Other neighbors in the Aspen Falls and Clearwater Springs subdivisions had bills totaling more than $800, according to Drapeau. Some of them have outlined their water woes on a Facebook page dedicated to the subdivisions.
Mom Kellie Gergits said she was told a 25 percent down payment was required to begin a payment plan on her $850 bill.
According to Gergits, her meter was malfunctioning for nearly two years.
“I’m just shocked that it took 20 months for someone to contact me,” she said.
“I honestly thought it was some kind of mistake,” Gergits said of the whopping water bill.
Jon Hall, capital program engineer with the City of Joliet, said he didn’t have specific information on the problems reported by Drapau and her neighbors, but said the situations were “somewhat unusual.”
“You should never see an $800 or $1,100 bill, so something else is going on there,” Hall said. “In this case it was a big shock to people, and we want to avoid that.”
He said the longer a meter is inaccurately measuring water usage, the higher the bill tends to be.
“The key there would be when you get that notice” that your meter is not functioning correctly, “to call us as soon as possible,” Hall said.
He also advised customers to keep a close watch on their bill. If you notice a significant increase or decrease in the amount of your bill, contact the City of Joliet’s customer service department at 815-724-3820, Hall said.
Customers who want to make sure their meter readings are accurate can also learn how to read their own meters.
“If they don’t know how to do that, they can call and we can help them,” Hall noted. “The bottom line is that we’re trying to monitor and get accurate reads.”
The City of Joliet is in the process of installing new meters that can be read remotely to help cut down on labor and ensure accuracy, he said. Of the city’s roughly 46,000 public utility customers, all but about 10,000 have the new meters. The rest should be installed by the end of the year, Hall said.

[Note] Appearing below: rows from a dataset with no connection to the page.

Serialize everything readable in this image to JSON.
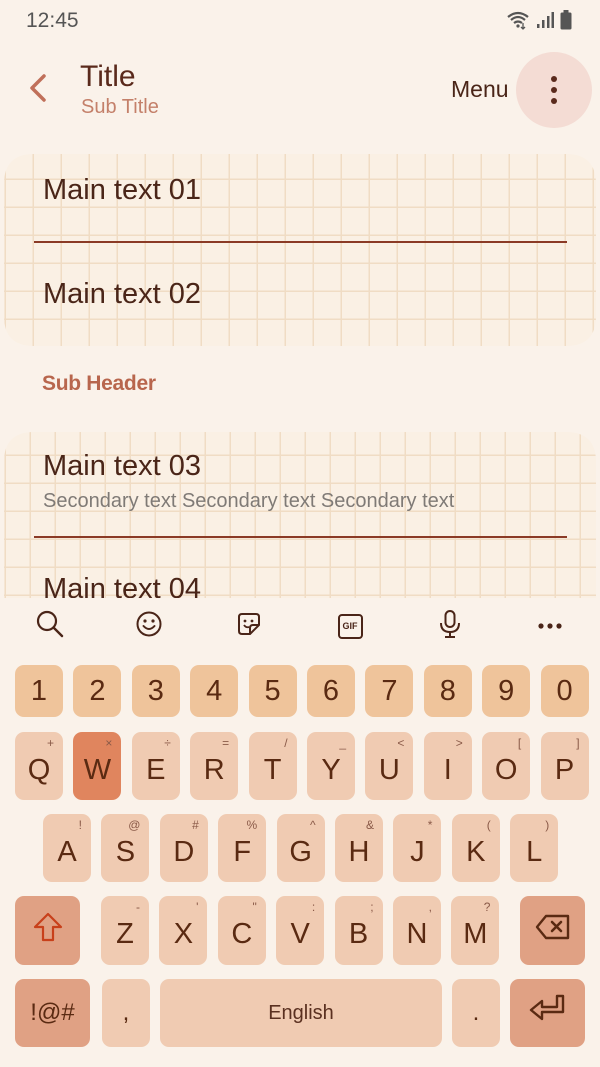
{
  "status_bar": {
    "time": "12:45",
    "icons": [
      "wifi-icon",
      "signal-icon",
      "battery-icon"
    ]
  },
  "app_bar": {
    "back_icon": "chevron-left-icon",
    "title": "Title",
    "subtitle": "Sub Title",
    "menu_label": "Menu",
    "more_icon": "more-vertical-icon"
  },
  "list_group_1": {
    "items": [
      {
        "main": "Main text 01"
      },
      {
        "main": "Main text 02"
      }
    ]
  },
  "sub_header": "Sub Header",
  "list_group_2": {
    "items": [
      {
        "main": "Main text 03",
        "secondary": "Secondary text Secondary text Secondary text"
      },
      {
        "main": "Main text 04"
      }
    ]
  },
  "keyboard": {
    "toolbar": [
      "search-icon",
      "emoji-icon",
      "sticker-icon",
      "gif-icon",
      "microphone-icon",
      "more-horizontal-icon"
    ],
    "gif_label": "GIF",
    "number_row": [
      "1",
      "2",
      "3",
      "4",
      "5",
      "6",
      "7",
      "8",
      "9",
      "0"
    ],
    "row1": [
      {
        "key": "Q",
        "hint": "+"
      },
      {
        "key": "W",
        "hint": "×"
      },
      {
        "key": "E",
        "hint": "÷"
      },
      {
        "key": "R",
        "hint": "="
      },
      {
        "key": "T",
        "hint": "/"
      },
      {
        "key": "Y",
        "hint": "_"
      },
      {
        "key": "U",
        "hint": "<"
      },
      {
        "key": "I",
        "hint": ">"
      },
      {
        "key": "O",
        "hint": "["
      },
      {
        "key": "P",
        "hint": "]"
      }
    ],
    "row2": [
      {
        "key": "A",
        "hint": "!"
      },
      {
        "key": "S",
        "hint": "@"
      },
      {
        "key": "D",
        "hint": "#"
      },
      {
        "key": "F",
        "hint": "%"
      },
      {
        "key": "G",
        "hint": "^"
      },
      {
        "key": "H",
        "hint": "&"
      },
      {
        "key": "J",
        "hint": "*"
      },
      {
        "key": "K",
        "hint": "("
      },
      {
        "key": "L",
        "hint": ")"
      }
    ],
    "row3": [
      {
        "key": "Z",
        "hint": "-"
      },
      {
        "key": "X",
        "hint": "'"
      },
      {
        "key": "C",
        "hint": "\""
      },
      {
        "key": "V",
        "hint": ":"
      },
      {
        "key": "B",
        "hint": ";"
      },
      {
        "key": "N",
        "hint": ","
      },
      {
        "key": "M",
        "hint": "?"
      }
    ],
    "active_key": "W",
    "shift_icon": "shift-icon",
    "backspace_icon": "backspace-icon",
    "symbols_label": "!@#",
    "comma_label": ",",
    "space_label": "English",
    "period_label": ".",
    "enter_icon": "enter-icon"
  },
  "colors": {
    "background": "#faf2ea",
    "accent": "#b8664d",
    "number_key": "#efc49b",
    "letter_key": "#f0cbb2",
    "active_key": "#e0855e",
    "function_key": "#e0a184",
    "divider": "#8b3a26",
    "grid_line": "#f0dcc4"
  }
}
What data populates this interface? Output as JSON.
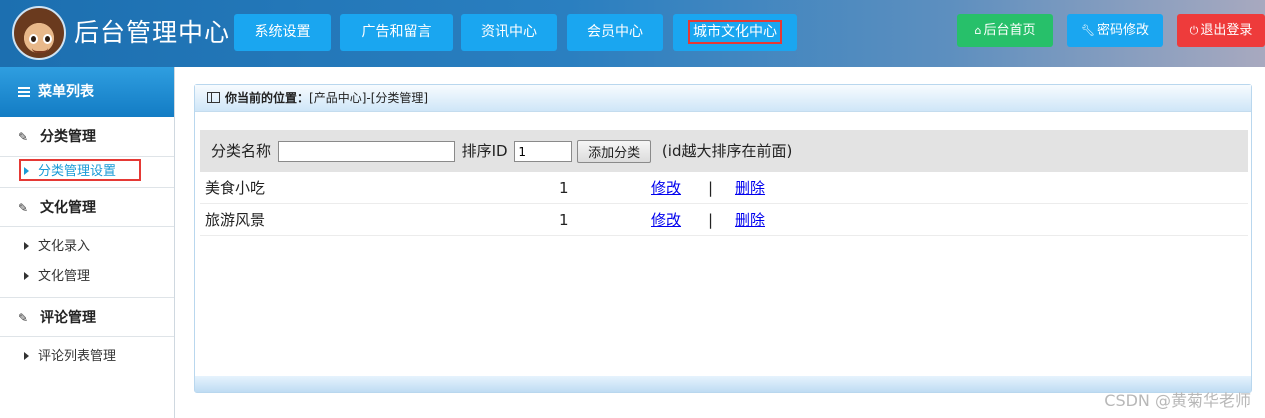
{
  "header": {
    "title": "后台管理中心",
    "nav": [
      {
        "label": "系统设置"
      },
      {
        "label": "广告和留言"
      },
      {
        "label": "资讯中心"
      },
      {
        "label": "会员中心"
      },
      {
        "label": "城市文化中心"
      }
    ],
    "buttons": {
      "home": "后台首页",
      "password": "密码修改",
      "logout": "退出登录"
    }
  },
  "sidebar": {
    "heading": "菜单列表",
    "groups": [
      {
        "label": "分类管理",
        "items": [
          {
            "label": "分类管理设置",
            "active": true
          }
        ]
      },
      {
        "label": "文化管理",
        "items": [
          {
            "label": "文化录入"
          },
          {
            "label": "文化管理"
          }
        ]
      },
      {
        "label": "评论管理",
        "items": [
          {
            "label": "评论列表管理"
          }
        ]
      }
    ]
  },
  "main": {
    "breadcrumb_label": "你当前的位置：",
    "breadcrumb_path": "[产品中心]-[分类管理]",
    "form": {
      "name_label": "分类名称",
      "name_value": "",
      "sort_label": "排序ID",
      "sort_value": "1",
      "add_button": "添加分类",
      "hint": "(id越大排序在前面)"
    },
    "rows": [
      {
        "name": "美食小吃",
        "sort": "1",
        "edit": "修改",
        "sep": "|",
        "delete": "删除"
      },
      {
        "name": "旅游风景",
        "sort": "1",
        "edit": "修改",
        "sep": "|",
        "delete": "删除"
      }
    ]
  },
  "watermark": "CSDN @黄菊华老师",
  "colors": {
    "accent": "#1aa6f0",
    "home_button": "#27c06a",
    "logout_button": "#ee3b3b",
    "highlight_frame": "#e53935"
  },
  "icons": {
    "menu": "list-icon",
    "group": "edit-icon",
    "item": "caret-right-icon",
    "home": "home-icon",
    "password": "wrench-icon",
    "logout": "power-icon",
    "panel": "window-icon"
  }
}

‘I learned the hard way’
Gergits said she’s slowly paying down the balance of her bill.
“I made a $250 payment right away, and I’ve just been chipping away at it,” she said.
As for Drapeau, she said she hopes to work out a payment plan, but hasn’t heard back from the city’s billing department.
“It’s been 14 days since I [called], and I haven’t heard from anybody,” she said.
“It’s very frustrating,” Drapeau said. “Isn’t that part of their job — to make sure their equipment is working?”
As frustrated as she is, Drapeau said she’s also concerned that other homeowners could find themselves in the same situation.
“I’m worried about all the other people out there who are in the position I was a few months ago and are just paying their bills and not knowing anything is wrong,” she said.
As frustrating as the situation was for the homeowners, Gergits said it taught her to scrutinize her utility bills more closely.
“It opened my eyes,” she said. “I learned the hard way — I’ll start looking closely [at my bills] now.”
Have you experienced similar issues? Let us know in the comments.
Editor's note: This story has been updated to correct the spelling of Gergits' name. We apologize for the error.